Baby Bug Out Bags

Baby Bug Out Bags

I am a stay-at-home father. Is that considered a respectable career choice yet. What came with this career choice has been a bit of a surprise. I don’t really have the free time I was expecting, even though for all intents and purpose I am home a lot. When she is awake, we are off to the park, grocery shopping, reading together or visiting a drop-in centre. And every time she goes to bed, it is either a whirlwind of cleaning after her or I am too wiped to do anything constructive. And it is hard to venture outside when she is sleeping since I have to listen out for her – assuming she graces me with a nap. When I am out and about, I have to juggle getting things accomplished with entertaining her, making sure she doesn’t get into trouble and “accidents”. For all these life events, I rely on the diaper bag. Which sounds like it is only filled with diapers and wipes. A diaper bag is so much more. It is a baby bug out bag (Baby BOB), a child survival kit and it is designed around the child in question. No two are alike. When my daughter spends time with my in-laws, the bag goes with her.
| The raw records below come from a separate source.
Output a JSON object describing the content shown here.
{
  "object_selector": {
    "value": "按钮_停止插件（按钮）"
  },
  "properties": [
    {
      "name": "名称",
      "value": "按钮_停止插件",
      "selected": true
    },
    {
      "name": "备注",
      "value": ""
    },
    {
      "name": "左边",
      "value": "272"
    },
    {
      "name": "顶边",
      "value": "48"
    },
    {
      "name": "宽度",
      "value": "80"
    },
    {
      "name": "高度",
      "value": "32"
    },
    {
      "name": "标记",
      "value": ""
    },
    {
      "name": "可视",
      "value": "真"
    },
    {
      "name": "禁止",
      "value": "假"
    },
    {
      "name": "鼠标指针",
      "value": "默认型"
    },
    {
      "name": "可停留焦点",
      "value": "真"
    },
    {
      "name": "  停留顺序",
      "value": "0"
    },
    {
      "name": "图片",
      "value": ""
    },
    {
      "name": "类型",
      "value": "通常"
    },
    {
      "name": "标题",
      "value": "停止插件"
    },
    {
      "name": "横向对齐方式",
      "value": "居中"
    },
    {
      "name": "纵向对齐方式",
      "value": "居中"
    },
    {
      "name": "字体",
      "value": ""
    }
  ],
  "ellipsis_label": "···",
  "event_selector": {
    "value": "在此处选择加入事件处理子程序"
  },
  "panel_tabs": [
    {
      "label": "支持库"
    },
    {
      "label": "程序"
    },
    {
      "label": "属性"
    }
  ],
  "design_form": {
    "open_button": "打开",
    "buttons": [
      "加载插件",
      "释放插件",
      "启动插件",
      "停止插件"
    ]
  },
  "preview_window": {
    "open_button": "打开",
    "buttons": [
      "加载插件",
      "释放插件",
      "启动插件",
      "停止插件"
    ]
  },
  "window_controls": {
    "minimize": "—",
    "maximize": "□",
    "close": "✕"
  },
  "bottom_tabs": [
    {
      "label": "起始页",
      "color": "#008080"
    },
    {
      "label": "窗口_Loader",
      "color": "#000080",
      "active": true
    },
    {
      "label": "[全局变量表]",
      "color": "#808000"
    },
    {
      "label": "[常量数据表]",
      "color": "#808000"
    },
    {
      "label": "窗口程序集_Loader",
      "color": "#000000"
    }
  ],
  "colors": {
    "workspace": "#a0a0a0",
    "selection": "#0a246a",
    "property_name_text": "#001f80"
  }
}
When we go to the park, it hangs off the handles of the stroller. And only when we are a minute from it, will I leave the bag in the car. Function The diaper bag fulfils all the priorities of a survival kit – only for someone who can’t handle knives, play with fire and is not...
Multifunctional Garbage
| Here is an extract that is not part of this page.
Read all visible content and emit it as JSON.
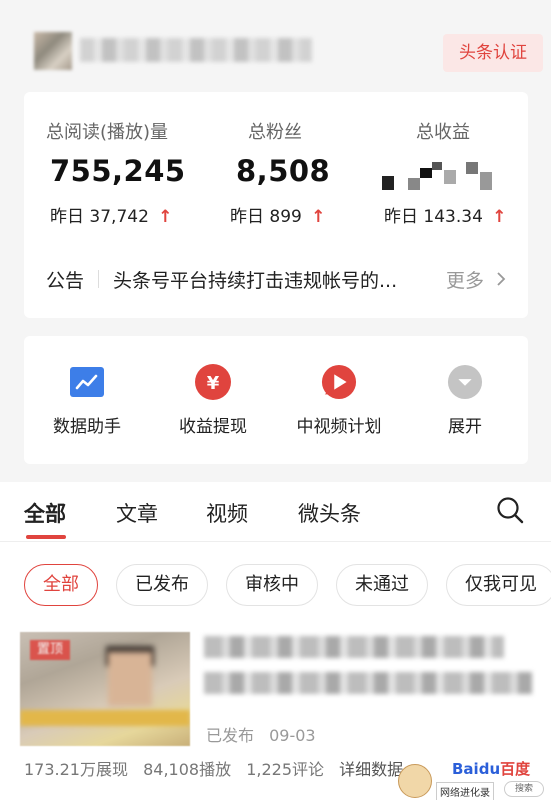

Multifunctional Garbage

To me, the term “multifunctional” is synonymous with inefficient. Take the multi-tool for example. I have carried a Leatherman Wave for over a decade. I had languished in my pack on every outdoor adventure without fail, eating up survival kit space while providing a very limited amount of actual benefit. It looks nice. It reminds me of something James Bond would pull out to jury-rig a car. And it has 17 different tools. But everyone is sub par at best. The only function that this multi-tool is good at is opening bottles – and even then, since I learned to open bottles with the back edge of my knife, I never use the multi-tool. The stainless steel knife is too short and stocky for most tasks and is a pain to sharpen. The smaller tools in the handles are hard to pull out, and the pliers loosen up when you use the wire cutting feature too much. And it is an expensive tool at around the $100 mark. The Leatherman Wave multi-tool is just not as good as a purpose built knife. Each part of a multi-tool compromises the other parts. It is not as good at cutting as a cheap Mora knife and a cheap pair of vice grips are far more robust and reliable. Same goes with the sail needle or often cited wool blanket. The sail needle cannot beat a Suunto MC-2 Compass for navigation, especially when calculating a 10 km hike and taking into account error. And the wool blanket will never be as warm as a mummy sleeping bag. Few experts that talk about...